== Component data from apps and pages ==
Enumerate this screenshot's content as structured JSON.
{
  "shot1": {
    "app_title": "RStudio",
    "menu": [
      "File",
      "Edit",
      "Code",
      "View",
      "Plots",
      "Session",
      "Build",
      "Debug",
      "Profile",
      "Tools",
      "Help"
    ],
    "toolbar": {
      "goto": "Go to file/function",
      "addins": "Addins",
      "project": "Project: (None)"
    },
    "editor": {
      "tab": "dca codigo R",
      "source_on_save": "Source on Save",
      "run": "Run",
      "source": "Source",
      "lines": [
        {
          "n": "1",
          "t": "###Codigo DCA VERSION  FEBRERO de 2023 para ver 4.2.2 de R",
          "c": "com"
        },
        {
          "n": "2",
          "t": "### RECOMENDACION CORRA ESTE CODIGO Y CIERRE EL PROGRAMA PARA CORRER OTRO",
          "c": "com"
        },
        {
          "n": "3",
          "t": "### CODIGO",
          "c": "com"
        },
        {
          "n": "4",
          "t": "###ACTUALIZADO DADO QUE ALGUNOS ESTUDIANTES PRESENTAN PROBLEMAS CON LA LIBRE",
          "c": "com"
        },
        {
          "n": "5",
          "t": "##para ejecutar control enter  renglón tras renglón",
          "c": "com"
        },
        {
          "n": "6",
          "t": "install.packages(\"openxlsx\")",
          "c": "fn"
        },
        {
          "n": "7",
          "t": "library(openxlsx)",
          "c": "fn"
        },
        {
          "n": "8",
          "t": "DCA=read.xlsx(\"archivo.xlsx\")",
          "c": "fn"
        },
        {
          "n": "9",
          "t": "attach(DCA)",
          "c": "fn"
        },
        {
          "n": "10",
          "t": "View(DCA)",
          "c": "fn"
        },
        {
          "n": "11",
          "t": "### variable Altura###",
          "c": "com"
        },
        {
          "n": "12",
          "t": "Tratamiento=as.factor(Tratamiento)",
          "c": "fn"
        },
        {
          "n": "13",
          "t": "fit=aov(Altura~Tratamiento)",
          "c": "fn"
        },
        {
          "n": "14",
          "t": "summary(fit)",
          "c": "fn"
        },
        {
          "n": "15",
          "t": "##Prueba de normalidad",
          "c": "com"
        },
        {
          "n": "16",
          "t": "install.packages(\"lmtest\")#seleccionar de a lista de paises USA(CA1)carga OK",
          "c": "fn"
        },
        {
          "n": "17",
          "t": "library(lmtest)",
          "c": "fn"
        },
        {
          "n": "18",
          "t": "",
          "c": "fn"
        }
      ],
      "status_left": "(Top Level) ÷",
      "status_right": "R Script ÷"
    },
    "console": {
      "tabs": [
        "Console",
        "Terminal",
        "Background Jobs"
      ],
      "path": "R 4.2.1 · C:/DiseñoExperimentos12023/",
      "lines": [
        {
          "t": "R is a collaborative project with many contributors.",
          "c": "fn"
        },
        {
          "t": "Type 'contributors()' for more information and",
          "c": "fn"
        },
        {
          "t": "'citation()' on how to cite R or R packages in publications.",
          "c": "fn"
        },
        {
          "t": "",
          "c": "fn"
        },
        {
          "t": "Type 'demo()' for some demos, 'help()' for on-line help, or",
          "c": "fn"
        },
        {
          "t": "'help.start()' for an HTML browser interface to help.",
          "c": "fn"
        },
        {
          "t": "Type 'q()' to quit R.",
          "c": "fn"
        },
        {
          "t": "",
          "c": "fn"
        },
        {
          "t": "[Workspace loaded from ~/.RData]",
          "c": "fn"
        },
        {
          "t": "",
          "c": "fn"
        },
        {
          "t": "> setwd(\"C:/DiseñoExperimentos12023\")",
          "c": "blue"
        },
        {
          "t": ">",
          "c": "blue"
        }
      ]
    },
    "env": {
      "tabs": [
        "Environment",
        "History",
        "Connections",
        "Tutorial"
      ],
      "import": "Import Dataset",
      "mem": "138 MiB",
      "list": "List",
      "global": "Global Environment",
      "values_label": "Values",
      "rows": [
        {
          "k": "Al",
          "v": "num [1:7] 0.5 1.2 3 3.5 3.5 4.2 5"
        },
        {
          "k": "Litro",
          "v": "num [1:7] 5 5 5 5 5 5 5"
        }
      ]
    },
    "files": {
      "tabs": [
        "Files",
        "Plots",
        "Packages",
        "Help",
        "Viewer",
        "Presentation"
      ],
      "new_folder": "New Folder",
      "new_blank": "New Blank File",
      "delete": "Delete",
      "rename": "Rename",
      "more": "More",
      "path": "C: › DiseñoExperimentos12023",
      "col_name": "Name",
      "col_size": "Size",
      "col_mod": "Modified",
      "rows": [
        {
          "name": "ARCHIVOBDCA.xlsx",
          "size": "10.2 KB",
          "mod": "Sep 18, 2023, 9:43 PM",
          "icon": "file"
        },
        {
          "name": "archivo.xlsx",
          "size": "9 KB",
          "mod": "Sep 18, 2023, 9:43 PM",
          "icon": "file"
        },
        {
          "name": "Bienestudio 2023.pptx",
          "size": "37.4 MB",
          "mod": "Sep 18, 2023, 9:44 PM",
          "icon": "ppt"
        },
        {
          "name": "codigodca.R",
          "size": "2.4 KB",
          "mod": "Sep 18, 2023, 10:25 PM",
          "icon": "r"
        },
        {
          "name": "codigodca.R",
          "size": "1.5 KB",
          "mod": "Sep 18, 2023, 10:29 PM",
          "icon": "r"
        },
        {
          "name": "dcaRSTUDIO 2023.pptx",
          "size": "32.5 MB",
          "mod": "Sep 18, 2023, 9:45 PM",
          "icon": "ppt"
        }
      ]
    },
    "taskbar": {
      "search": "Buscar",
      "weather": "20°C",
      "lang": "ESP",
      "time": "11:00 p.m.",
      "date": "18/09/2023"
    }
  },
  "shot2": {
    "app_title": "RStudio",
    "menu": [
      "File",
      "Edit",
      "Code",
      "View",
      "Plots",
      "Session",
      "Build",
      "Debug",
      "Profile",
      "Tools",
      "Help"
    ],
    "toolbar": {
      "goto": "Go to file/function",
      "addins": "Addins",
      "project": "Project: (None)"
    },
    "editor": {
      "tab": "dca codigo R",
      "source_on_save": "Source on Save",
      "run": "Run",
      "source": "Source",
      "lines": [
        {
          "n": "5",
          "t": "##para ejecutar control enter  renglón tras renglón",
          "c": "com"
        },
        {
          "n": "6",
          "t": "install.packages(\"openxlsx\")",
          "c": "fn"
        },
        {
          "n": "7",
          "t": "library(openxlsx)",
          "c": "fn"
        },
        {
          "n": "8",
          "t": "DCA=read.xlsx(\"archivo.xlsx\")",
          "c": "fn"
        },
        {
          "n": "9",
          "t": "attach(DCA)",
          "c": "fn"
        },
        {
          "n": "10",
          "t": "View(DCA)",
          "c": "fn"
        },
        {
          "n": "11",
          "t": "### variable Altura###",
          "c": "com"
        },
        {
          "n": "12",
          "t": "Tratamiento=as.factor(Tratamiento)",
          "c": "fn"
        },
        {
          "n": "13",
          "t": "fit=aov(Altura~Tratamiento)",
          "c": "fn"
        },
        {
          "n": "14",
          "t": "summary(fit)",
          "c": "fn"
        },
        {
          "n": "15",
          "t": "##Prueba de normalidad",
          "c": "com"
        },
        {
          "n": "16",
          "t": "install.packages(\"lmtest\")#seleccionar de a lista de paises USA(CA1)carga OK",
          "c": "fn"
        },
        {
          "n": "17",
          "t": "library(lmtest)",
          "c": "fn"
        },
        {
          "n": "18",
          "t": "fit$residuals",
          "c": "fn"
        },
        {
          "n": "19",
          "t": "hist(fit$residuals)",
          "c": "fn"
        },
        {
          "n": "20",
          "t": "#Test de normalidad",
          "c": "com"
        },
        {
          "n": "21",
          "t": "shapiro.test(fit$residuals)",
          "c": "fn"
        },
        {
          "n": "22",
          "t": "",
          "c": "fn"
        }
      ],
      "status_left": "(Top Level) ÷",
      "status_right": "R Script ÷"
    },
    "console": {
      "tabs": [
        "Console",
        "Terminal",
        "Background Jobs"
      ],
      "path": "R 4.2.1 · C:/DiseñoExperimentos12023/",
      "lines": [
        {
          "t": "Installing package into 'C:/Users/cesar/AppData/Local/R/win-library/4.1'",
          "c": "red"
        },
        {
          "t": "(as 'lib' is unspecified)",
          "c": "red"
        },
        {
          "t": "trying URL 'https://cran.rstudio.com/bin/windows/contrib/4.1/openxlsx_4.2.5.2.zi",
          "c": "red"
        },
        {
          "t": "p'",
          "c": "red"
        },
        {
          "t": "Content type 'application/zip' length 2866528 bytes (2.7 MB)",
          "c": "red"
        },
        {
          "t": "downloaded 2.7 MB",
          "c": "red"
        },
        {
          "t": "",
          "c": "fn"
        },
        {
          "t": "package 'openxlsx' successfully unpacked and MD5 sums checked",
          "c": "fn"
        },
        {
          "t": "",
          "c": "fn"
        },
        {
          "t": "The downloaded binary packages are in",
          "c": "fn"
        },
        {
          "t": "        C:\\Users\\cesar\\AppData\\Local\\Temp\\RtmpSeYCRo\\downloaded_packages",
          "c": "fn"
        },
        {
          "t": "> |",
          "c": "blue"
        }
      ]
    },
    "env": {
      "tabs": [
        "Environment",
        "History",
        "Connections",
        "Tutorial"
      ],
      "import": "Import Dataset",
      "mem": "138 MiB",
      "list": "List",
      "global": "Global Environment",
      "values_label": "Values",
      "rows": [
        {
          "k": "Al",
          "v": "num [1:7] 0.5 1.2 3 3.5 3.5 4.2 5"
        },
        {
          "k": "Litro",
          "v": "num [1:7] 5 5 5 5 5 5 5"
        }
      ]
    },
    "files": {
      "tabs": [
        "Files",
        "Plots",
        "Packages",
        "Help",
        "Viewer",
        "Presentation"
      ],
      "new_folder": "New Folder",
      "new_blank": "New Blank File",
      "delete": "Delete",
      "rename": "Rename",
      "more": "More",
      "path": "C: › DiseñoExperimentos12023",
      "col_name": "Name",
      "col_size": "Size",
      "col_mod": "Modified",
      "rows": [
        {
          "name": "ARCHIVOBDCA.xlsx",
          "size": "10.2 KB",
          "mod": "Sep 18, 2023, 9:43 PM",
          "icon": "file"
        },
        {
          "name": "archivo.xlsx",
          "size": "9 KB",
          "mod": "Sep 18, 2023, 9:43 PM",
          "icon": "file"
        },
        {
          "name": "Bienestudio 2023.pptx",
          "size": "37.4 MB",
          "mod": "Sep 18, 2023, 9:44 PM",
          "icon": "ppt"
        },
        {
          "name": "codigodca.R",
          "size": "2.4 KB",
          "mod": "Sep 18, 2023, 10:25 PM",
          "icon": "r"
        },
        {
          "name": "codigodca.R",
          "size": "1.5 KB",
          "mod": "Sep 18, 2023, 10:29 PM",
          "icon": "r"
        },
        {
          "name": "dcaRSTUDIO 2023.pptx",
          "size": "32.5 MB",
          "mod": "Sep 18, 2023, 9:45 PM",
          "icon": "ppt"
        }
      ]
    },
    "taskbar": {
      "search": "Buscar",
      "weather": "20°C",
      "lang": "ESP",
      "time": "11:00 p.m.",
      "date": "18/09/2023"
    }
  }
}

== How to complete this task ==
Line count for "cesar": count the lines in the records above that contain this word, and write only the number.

== Solution ==
2